● **Task requirements**: The whole listing that follows should be printed again, unchanged.

^^^^

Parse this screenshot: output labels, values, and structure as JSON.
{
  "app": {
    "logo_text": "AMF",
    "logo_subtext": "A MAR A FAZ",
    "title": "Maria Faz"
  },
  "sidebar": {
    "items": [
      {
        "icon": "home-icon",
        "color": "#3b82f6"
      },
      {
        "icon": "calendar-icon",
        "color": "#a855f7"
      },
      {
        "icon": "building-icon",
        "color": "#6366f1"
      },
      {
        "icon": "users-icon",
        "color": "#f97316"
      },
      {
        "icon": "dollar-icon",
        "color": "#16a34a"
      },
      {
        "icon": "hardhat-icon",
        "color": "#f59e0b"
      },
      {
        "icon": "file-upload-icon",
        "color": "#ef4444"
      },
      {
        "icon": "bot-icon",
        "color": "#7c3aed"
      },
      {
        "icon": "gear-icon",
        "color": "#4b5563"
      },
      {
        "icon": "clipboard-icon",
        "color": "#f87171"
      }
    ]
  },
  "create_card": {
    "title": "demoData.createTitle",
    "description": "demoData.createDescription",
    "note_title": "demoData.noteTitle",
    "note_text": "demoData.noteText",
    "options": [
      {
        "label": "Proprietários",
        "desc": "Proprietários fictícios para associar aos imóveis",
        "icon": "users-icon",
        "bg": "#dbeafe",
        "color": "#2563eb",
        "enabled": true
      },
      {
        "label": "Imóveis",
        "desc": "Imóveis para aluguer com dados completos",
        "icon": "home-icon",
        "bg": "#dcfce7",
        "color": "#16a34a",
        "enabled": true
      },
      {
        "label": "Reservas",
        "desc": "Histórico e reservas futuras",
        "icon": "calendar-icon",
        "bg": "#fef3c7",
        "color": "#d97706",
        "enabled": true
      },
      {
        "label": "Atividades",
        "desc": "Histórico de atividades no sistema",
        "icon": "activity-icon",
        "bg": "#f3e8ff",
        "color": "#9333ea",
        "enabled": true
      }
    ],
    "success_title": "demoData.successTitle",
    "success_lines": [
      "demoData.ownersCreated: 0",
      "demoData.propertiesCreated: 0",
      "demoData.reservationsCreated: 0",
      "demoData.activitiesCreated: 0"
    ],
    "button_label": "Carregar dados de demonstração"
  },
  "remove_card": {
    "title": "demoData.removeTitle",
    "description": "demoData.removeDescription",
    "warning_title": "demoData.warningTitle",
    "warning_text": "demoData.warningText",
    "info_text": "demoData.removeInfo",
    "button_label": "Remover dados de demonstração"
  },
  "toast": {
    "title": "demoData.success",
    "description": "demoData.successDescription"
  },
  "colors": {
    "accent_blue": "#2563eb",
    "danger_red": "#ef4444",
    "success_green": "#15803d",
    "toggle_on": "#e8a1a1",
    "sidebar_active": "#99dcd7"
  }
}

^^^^

● **Response to this exercise**:
Parse this screenshot: output labels, values, and structure as JSON.
{
  "app": {
    "logo_text": "AMF",
    "logo_subtext": "A MAR A FAZ",
    "title": "Maria Faz"
  },
  "sidebar": {
    "items": [
      {
        "icon": "home-icon",
        "color": "#3b82f6"
      },
      {
        "icon": "calendar-icon",
        "color": "#a855f7"
      },
      {
        "icon": "building-icon",
        "color": "#6366f1"
      },
      {
        "icon": "users-icon",
        "color": "#f97316"
      },
      {
        "icon": "dollar-icon",
        "color": "#16a34a"
      },
      {
        "icon": "hardhat-icon",
        "color": "#f59e0b"
      },
      {
        "icon": "file-upload-icon",
        "color": "#ef4444"
      },
      {
        "icon": "bot-icon",
        "color": "#7c3aed"
      },
      {
        "icon": "gear-icon",
        "color": "#4b5563"
      },
      {
        "icon": "clipboard-icon",
        "color": "#f87171"
      }
    ]
  },
  "create_card": {
    "title": "demoData.createTitle",
    "description": "demoData.createDescription",
    "note_title": "demoData.noteTitle",
    "note_text": "demoData.noteText",
    "options": [
      {
        "label": "Proprietários",
        "desc": "Proprietários fictícios para associar aos imóveis",
        "icon": "users-icon",
        "bg": "#dbeafe",
        "color": "#2563eb",
        "enabled": true
      },
      {
        "label": "Imóveis",
        "desc": "Imóveis para aluguer com dados completos",
        "icon": "home-icon",
        "bg": "#dcfce7",
        "color": "#16a34a",
        "enabled": true
      },
      {
        "label": "Reservas",
        "desc": "Histórico e reservas futuras",
        "icon": "calendar-icon",
        "bg": "#fef3c7",
        "color": "#d97706",
        "enabled": true
      },
      {
        "label": "Atividades",
        "desc": "Histórico de atividades no sistema",
        "icon": "activity-icon",
        "bg": "#f3e8ff",
        "color": "#9333ea",
        "enabled": true
      }
    ],
    "success_title": "demoData.successTitle",
    "success_lines": [
      "demoData.ownersCreated: 0",
      "demoData.propertiesCreated: 0",
      "demoData.reservationsCreated: 0",
      "demoData.activitiesCreated: 0"
    ],
    "button_label": "Carregar dados de demonstração"
  },
  "remove_card": {
    "title": "demoData.removeTitle",
    "description": "demoData.removeDescription",
    "warning_title": "demoData.warningTitle",
    "warning_text": "demoData.warningText",
    "info_text": "demoData.removeInfo",
    "button_label": "Remover dados de demonstração"
  },
  "toast": {
    "title": "demoData.success",
    "description": "demoData.successDescription"
  },
  "colors": {
    "accent_blue": "#2563eb",
    "danger_red": "#ef4444",
    "success_green": "#15803d",
    "toggle_on": "#e8a1a1",
    "sidebar_active": "#99dcd7"
  }
}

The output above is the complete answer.